And, there is the stigma that indie authors and/or self-published books are awful. This is not true, and the only way to overcome this blemish is to educate new authors in the RIGHT way to produce a quality book: one that's free of grammatical errors, typos, formatting errors, and poor presentation. Anyone who truly wants to be a writer wants that anyway.

At Indies Unlimited, my blog partner, Stephen Hise, and I work hard to get the information out there in a way that will be helpful to authors at all stages of their careers. We've just published a resource page for "newbie" authors in hopes of guiding them through the process to putting out a quality first book.

Please feel free share this resource with anyone asking you for advice on where to go or what to do. It'll be a lot easier on you, and they'll have one convenient place to find everything they need.

I’ve Written a Book, How Do I Publish It?

Saturday, January 11, 2014

Authors - Feeling Alone? Don't Feel Bad.

Writers Are Not Normal to Normal People

I learned some hard lessons in 2013, but hopefully I learned them well.
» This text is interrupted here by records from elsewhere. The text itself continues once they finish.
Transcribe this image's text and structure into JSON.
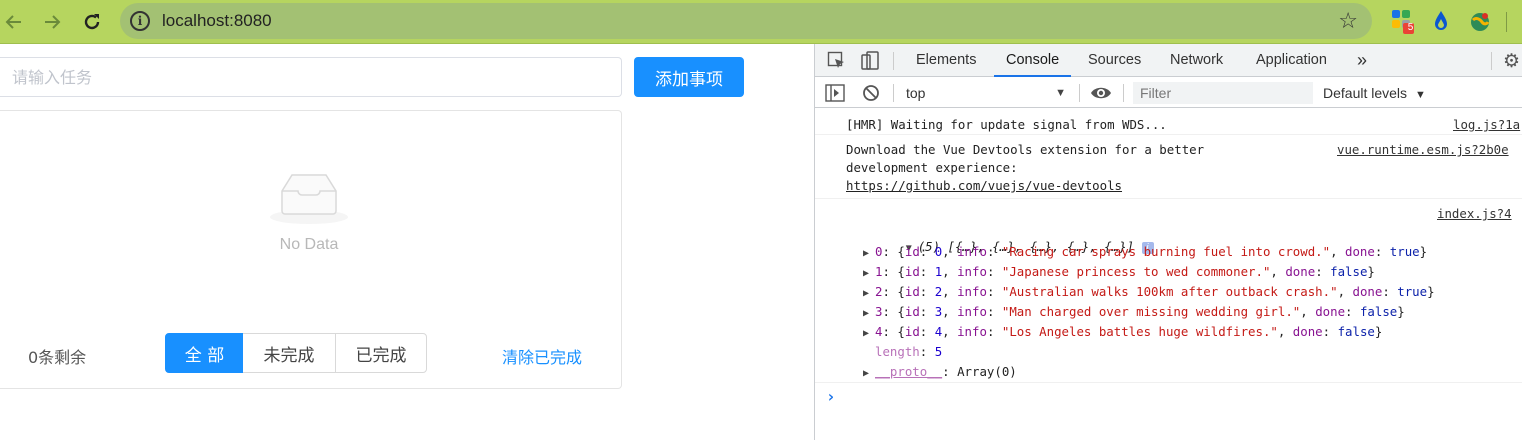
{
  "browser": {
    "url": "localhost:8080",
    "extensions_badge": "5"
  },
  "app": {
    "input_placeholder": "请输入任务",
    "add_button": "添加事项",
    "empty_text": "No Data",
    "remaining": "0条剩余",
    "filters": [
      "全 部",
      "未完成",
      "已完成"
    ],
    "active_filter": "全 部",
    "clear_completed": "清除已完成",
    "accent_color": "#1890ff"
  },
  "devtools": {
    "tabs": [
      "Elements",
      "Console",
      "Sources",
      "Network",
      "Application"
    ],
    "active_tab": "Console",
    "more_tabs": "»",
    "context": "top",
    "filter_placeholder": "Filter",
    "levels": "Default levels",
    "messages": {
      "hmr": {
        "text": "[HMR] Waiting for update signal from WDS...",
        "source": "log.js?1a"
      },
      "vue": {
        "line1": "Download the Vue Devtools extension for a better",
        "line2": "development experience:",
        "link": "https://github.com/vuejs/vue-devtools",
        "source": "vue.runtime.esm.js?2b0e"
      },
      "array": {
        "source": "index.js?4",
        "summary": "(5) [{…}, {…}, {…}, {…}, {…}]",
        "items": [
          {
            "index": "0",
            "id": "0",
            "info": "\"Racing car sprays burning fuel into crowd.\"",
            "done": "true"
          },
          {
            "index": "1",
            "id": "1",
            "info": "\"Japanese princess to wed commoner.\"",
            "done": "false"
          },
          {
            "index": "2",
            "id": "2",
            "info": "\"Australian walks 100km after outback crash.\"",
            "done": "true"
          },
          {
            "index": "3",
            "id": "3",
            "info": "\"Man charged over missing wedding girl.\"",
            "done": "false"
          },
          {
            "index": "4",
            "id": "4",
            "info": "\"Los Angeles battles huge wildfires.\"",
            "done": "false"
          }
        ],
        "length_label": "length",
        "length_value": "5",
        "proto_label": "__proto__",
        "proto_value": "Array(0)"
      }
    },
    "prompt": "›"
  }
}
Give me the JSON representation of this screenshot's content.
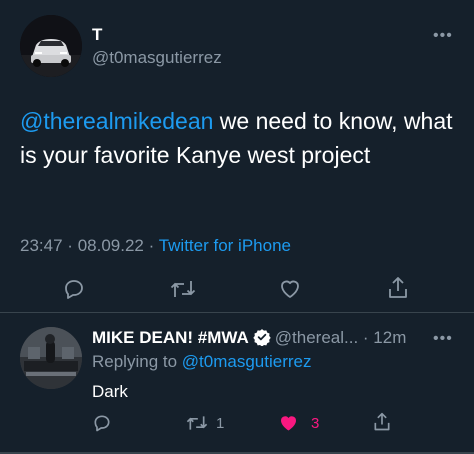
{
  "main_tweet": {
    "name": "T",
    "handle": "@t0masgutierrez",
    "mention": "@therealmikedean",
    "text": " we need to know, what is your favorite Kanye west project",
    "time": "23:47",
    "date": "08.09.22",
    "source": "Twitter for iPhone",
    "more_label": "•••"
  },
  "reply": {
    "name": "MIKE DEAN! #MWA",
    "handle": "@thereal...",
    "time": "12m",
    "replying_prefix": "Replying to ",
    "replying_handle": "@t0masgutierrez",
    "text": "Dark",
    "retweet_count": "1",
    "like_count": "3",
    "more_label": "•••"
  },
  "colors": {
    "background": "#15202b",
    "accent": "#1d9bf0",
    "secondary_text": "#8b98a5",
    "like": "#f91880"
  },
  "icons": {
    "reply": "reply-icon",
    "retweet": "retweet-icon",
    "like": "heart-icon",
    "share": "share-icon",
    "verified": "verified-badge-icon"
  }
}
One of the things I realized is: people really don’t get what a writer’s life is like. I’ll expound on that in a moment. First, let me tell you what else I learned:

- Sometimes, the people you meet online will have your back when the people you’ve known all your life, or at least met in person, are the ones stabbing you there. Sometimes your true friends are really your virtual ones. I’m so very thankful for my online Indie Author family.

- Of course, that’s not to say you should trust everyone you meet online. And sometimes the people you think you can trust turn out not to have your best interests at heart. There will always be cliques, and I will always be on the outside of them. But that’s nothing new to a loner like me, really. Sometimes it is surprising (not to mention sad) to discover who’s in the clique, though.

We're not to the good part yet - please keep reading at http://www.indiesunlimited.com/2014/01/08/writers-are-not-normal-to-normal-people/


Sunday, December 8, 2013

Generating a Discount Coupon on CreateSpace

Well, I guess this week is Createspace week! Yesterday we have a post by our Dick Waters showing us how easy it is to create your own print title with CreateSpace.

Authors know that selling a book directly through CreateSpace (CS) yields a much higher royalty than selling through Amazon.com. So then, how do you entice readers to purchase your book through CreateSpace? Offer them a discount coupon. Maybe that sounds crazy, BUT, usually the difference in royalties is large enough that you have at least a couple dollar’s worth of room to move, so a discount code could help sell print books and make you a better profit!

Now, keep in mind that some people are going to be reluctant to set up a new account just to buy a book. (I’m not certain, but they may be able to just use their Amazon log-in to access CS.) Also keep in mind that now that Amazon is discounting print books – so, depending on how deep they’ve marked down your book – whatever discount you offer on CS may not end up being worth it. (Not to mention that we don’t know whether purchasing a book directly through CreateSpace will show as a verified purchase when the reader reviews it.) Then, of course, Amazon also offers free Super Saver shipping. So why issue a coupon? Because this way, beta readers, advanced copy review readers, friends, and family, can all get themselves a print copy at reduced cost – and, it’s a nice gesture, even if they don’t take you up on it.

Want to know more? The rest of the article is here on Indies Unlimited.